On May 31st, 1946, my grandfather was decommissioned.  James Forrestal wrote"You have served in the greatest Navy in the world . . . No other Navy at any time has done so much.  For your part in these achievements you deserve to be proud as long as you life.  The Nation which you served at a time of crisis will remember you with gratitude."

And he was home, back in Iowa tending his medical flock, living his life with his family, another son yet to be born.  But the story that came to me was this:  if not for the bombs, my grandfather would likely have been killed in action.  There were very bad people over there wanting to do him in, and they are not to be trusted.  Some family members still use a derogatory term for those people, all these many years later.

But another story was that my grandfather had taken his young family to California while he was being trained and before the Gasconade pushed off into the Pacific.  In 1955, my mother--enamored with the sunshine--only applied to California colleges and went to Stanford.  After graduation, she moved to San Francisco and met my father.

In either scenario, real or imagined, without the war, no me.  But without the war, so much else.

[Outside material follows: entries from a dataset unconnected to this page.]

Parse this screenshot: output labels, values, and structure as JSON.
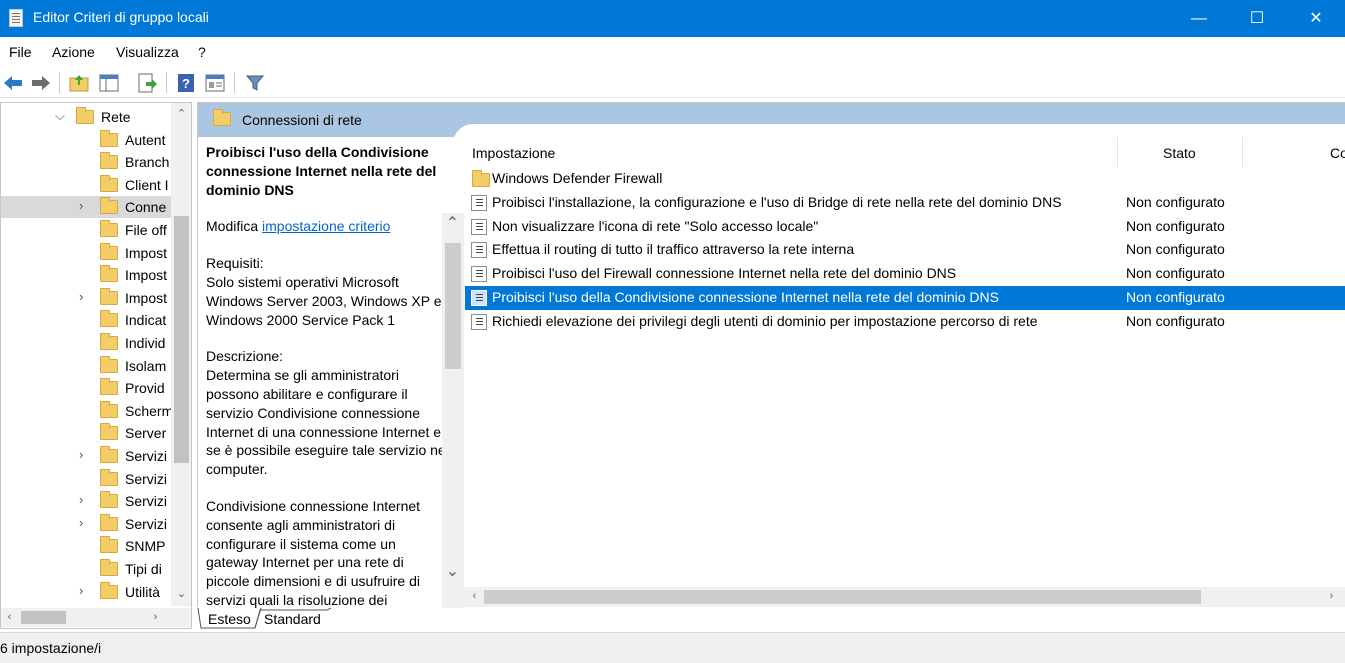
{
  "window": {
    "title": "Editor Criteri di gruppo locali",
    "minimize": "—",
    "maximize": "☐",
    "close": "✕"
  },
  "menu": [
    "File",
    "Azione",
    "Visualizza",
    "?"
  ],
  "toolbar": [
    "back-icon",
    "forward-icon",
    "up-folder-icon",
    "show-hide-tree-icon",
    "export-list-icon",
    "help-icon",
    "properties-icon",
    "filter-icon"
  ],
  "tree": {
    "items": [
      {
        "label": "Rete",
        "expander": "⌵",
        "indent": 0
      },
      {
        "label": "Autent",
        "expander": "",
        "indent": 1
      },
      {
        "label": "Branch",
        "expander": "",
        "indent": 1
      },
      {
        "label": "Client I",
        "expander": "",
        "indent": 1
      },
      {
        "label": "Conne",
        "expander": "›",
        "indent": 1,
        "selected": true
      },
      {
        "label": "File off",
        "expander": "",
        "indent": 1
      },
      {
        "label": "Impost",
        "expander": "",
        "indent": 1
      },
      {
        "label": "Impost",
        "expander": "",
        "indent": 1
      },
      {
        "label": "Impost",
        "expander": "›",
        "indent": 1
      },
      {
        "label": "Indicat",
        "expander": "",
        "indent": 1
      },
      {
        "label": "Individ",
        "expander": "",
        "indent": 1
      },
      {
        "label": "Isolam",
        "expander": "",
        "indent": 1
      },
      {
        "label": "Provid",
        "expander": "",
        "indent": 1
      },
      {
        "label": "Scherm",
        "expander": "",
        "indent": 1
      },
      {
        "label": "Server",
        "expander": "",
        "indent": 1
      },
      {
        "label": "Servizi",
        "expander": "›",
        "indent": 1
      },
      {
        "label": "Servizi",
        "expander": "",
        "indent": 1
      },
      {
        "label": "Servizi",
        "expander": "›",
        "indent": 1
      },
      {
        "label": "Servizi",
        "expander": "›",
        "indent": 1
      },
      {
        "label": "SNMP",
        "expander": "",
        "indent": 1
      },
      {
        "label": "Tipi di",
        "expander": "",
        "indent": 1
      },
      {
        "label": "Utilità",
        "expander": "›",
        "indent": 1
      }
    ]
  },
  "header": {
    "folder_title": "Connessioni di rete"
  },
  "description": {
    "title": "Proibisci l'uso della Condivisione connessione Internet nella rete del dominio DNS",
    "edit_prefix": "Modifica ",
    "edit_link": "impostazione criterio",
    "req_label": "Requisiti:",
    "req_text": "Solo sistemi operativi Microsoft Windows Server 2003, Windows XP e Windows 2000 Service Pack 1",
    "desc_label": "Descrizione:",
    "desc_text": "Determina se gli amministratori possono abilitare e configurare il servizio Condivisione connessione Internet di una connessione Internet e se è possibile eseguire tale servizio nel computer.",
    "desc_text2": "Condivisione connessione Internet consente agli amministratori di configurare il sistema come un gateway Internet per una rete di piccole dimensioni e di usufruire di servizi quali la risoluzione dei"
  },
  "list": {
    "columns": [
      "Impostazione",
      "Stato",
      "Co"
    ],
    "rows": [
      {
        "name": "Windows Defender Firewall",
        "stato": "",
        "type": "folder"
      },
      {
        "name": "Proibisci l'installazione, la configurazione e l'uso di Bridge di rete nella rete del dominio DNS",
        "stato": "Non configurato",
        "type": "setting"
      },
      {
        "name": "Non visualizzare l'icona di rete \"Solo accesso locale\"",
        "stato": "Non configurato",
        "type": "setting"
      },
      {
        "name": "Effettua il routing di tutto il traffico attraverso la rete interna",
        "stato": "Non configurato",
        "type": "setting"
      },
      {
        "name": "Proibisci l'uso del Firewall connessione Internet nella rete del dominio DNS",
        "stato": "Non configurato",
        "type": "setting"
      },
      {
        "name": "Proibisci l'uso della Condivisione connessione Internet nella rete del dominio DNS",
        "stato": "Non configurato",
        "type": "setting",
        "selected": true
      },
      {
        "name": "Richiedi elevazione dei privilegi degli utenti di dominio per impostazione percorso di rete",
        "stato": "Non configurato",
        "type": "setting"
      }
    ]
  },
  "tabs": [
    "Esteso",
    "Standard"
  ],
  "status": {
    "text": "6 impostazione/i"
  }
}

No war was ever like World War 2, at least in terms of how we view war.  Even by the time of the Korean war, when MacArthur wanted to radiate whole swaths of land, we were off what we had radioactively wrought.  These days, I don't hear the kind of laudatory language displayed in the letters sent home from the Navy in 1945 and 1946. 

When our President wears a fly suit on a aircraft carrier and stands under a banner that reads "Mission Accomplished," we have the sense to be embarrassed.

But we still have war, happy letters or not.  Lives are changed, altered, stopped, and started again.  People write home to wives and husbands.  Children make plans based on how their parents fight and fought.  And then later, we write about it.

When I think of war, I think of how we humans can't seem to help ourselves, and I consider this poem by Wislawa Szymborska:


The End and the Beginning

After every war

someone has to clean up.

Things won’t

straighten themselves up, after all.

Someone has to push the rubble

to the sides of the road,

so the corpse-laden wagons

can pass.

Someone has to get mired

in scum and ashes,

sofa springs,

splintered glass,

and bloody rags.

Someone must drag in a girder

to prop up a wall.

Someone must glaze a window,

rehang a door.

Photogenic it’s not,

and takes years.

All the cameras have left

for another war.

Again we’ll need bridges

and new railway stations.

Sleeves will go ragged

from rolling them up.

Someone, broom in hand,

still recalls how it was.

Someone listens

and nods with unsevered head.

Yet others milling about

already find it dull.

From behind the bush

sometimes someone still unearths

rust-eaten arguments

and carries them to the garbage pile.

Those who knew

what was going on here

must give way to

those who know little.

And less than little.

And finally as little as nothing.

In the grass which has overgrown

causes and effects,

someone must be stretched out,

blade of grass in his mouth,

gazing at the clouds.


Wislawa Szymborska(translated from the Polish by Joanna Trzeciak)